The perfect tenses are made with the helping verb have (have / has / had) plus the verbs past participle. All subjects use had for the past perfect tense. All subjects use will have or shall have for the future perfect tense. The infinitive have or has for singular third person is used for the perfect present tense.
Can, like could and would, is used to ask a polite question, but can is only used to ask permission to do or say something ("Can I borrow your car?" "Can I get you something to drink?"). Could is the past tense of can, but it also has uses apart from that--and that is where the confusion lies.
Most of the times, the source of the confusion is the perception that “would” is always used as the past form of the auxiliary verb “will”. Yes, “would” is the past form of “will”, but it has various other uses too, which have nothing to do with the fact that would is the past form of “will”.
Using would as as a kind of past tense of will or going to is common in reported speech: She said that she would buy some eggs. ("I will buy some eggs.") The candidate said that he wouldn't increase taxes.
Could is used as the past tense of can when it means that someone had the ability to do something, or that something was possible: The Roman army could march 30 miles in a day.
She can speak several languages. He can swim like a fish. ... She could speak several languages. They couldn't dance very well.
would for past habits is slightly more formal than used to. It is often used in stories. We don't normally use the negative or question form of would for past habits. Note that we can't usually use would to talk about past states.
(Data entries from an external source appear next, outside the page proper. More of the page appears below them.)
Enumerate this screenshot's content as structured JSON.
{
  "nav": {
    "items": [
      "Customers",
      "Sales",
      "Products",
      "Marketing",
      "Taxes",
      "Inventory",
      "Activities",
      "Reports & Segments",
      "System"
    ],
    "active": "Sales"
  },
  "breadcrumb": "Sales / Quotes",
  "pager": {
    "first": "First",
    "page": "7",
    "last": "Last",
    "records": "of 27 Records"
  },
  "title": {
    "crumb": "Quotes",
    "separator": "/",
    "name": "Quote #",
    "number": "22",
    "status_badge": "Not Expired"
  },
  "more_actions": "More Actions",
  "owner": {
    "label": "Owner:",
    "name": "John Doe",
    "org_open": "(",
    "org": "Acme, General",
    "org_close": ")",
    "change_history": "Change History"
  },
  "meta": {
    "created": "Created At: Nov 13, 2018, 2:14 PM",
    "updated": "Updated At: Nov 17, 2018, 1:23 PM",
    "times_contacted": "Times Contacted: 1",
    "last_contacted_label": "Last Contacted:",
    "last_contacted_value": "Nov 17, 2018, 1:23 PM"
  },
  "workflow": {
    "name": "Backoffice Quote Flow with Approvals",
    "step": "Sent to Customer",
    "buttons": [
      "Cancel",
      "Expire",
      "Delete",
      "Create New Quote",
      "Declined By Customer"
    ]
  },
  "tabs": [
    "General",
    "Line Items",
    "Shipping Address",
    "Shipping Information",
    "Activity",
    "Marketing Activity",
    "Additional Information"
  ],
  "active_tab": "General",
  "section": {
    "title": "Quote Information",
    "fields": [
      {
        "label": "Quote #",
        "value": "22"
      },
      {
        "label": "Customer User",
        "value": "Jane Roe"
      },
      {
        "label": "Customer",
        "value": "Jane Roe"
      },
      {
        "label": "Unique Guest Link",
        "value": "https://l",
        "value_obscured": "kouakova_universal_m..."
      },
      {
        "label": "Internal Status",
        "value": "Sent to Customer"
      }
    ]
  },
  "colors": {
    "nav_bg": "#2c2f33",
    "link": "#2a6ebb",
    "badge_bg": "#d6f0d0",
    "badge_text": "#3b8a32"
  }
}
The present perfect is formed using the present tense of the verb "to have" and the past participle of the main verb. The past perfect tense says that an action was completed at a time before another action happened in the past. ... Present perfect: The kids have eaten dinner.
Definition of the present perfect tense. The present perfect is used to indicate a link between the present and the past. The time of the action is before now but not specified, and we are often more interested in the result than in the action itself.
3 Answers. Present Perfect is called like that because it combines the present grammatical tense (you have) and the perfect grammatical aspect (done). Compare that to Past Perfect which uses the past tense (you had + done), or the Future Perfect which uses the future "tense" (you will have + done).
1. 'Has' is the third person singular present tense of 'have' while 'had' is the third person singular past tense and past participle of 'have. ... Both are transitive verbs, but 'has' is used in sentences that talk about the present while 'had' is used in sentences that talk about the past.
In the present perfect, the auxiliary verb is always have (for I, you, we, they) or has (for he, she, it). In the past perfect, the auxiliary verb is always had. We use have had in the present perfect when the main verb is also “have”: I'm not feeling well.
Had had is the past perfect form of have when it is used as a main verb to describe our experiences and actions. We use the past perfect when we are talking about the past and want to refer back to an earlier past time, Madiini.
We have this in the past tense, simple past tense and then, in that past tense thought, we have some idea about the future and we use Would to express that idea about the future. Let's look at some examples of this though. Here, I knew you would help me. ... So we can use Would to talk about future but in the past.
Would is the past tense form of will.
It will implies that it is going to be done by John; “it would be done by John” does not make sense on its own unless you were saying something like: “It would have been done by John but...” as in John was going to but didn't.
Could is used to say that an action or event is possible. Would is used to talk about a possible or imagined situation, and is often used when that possible situation is not going to happen.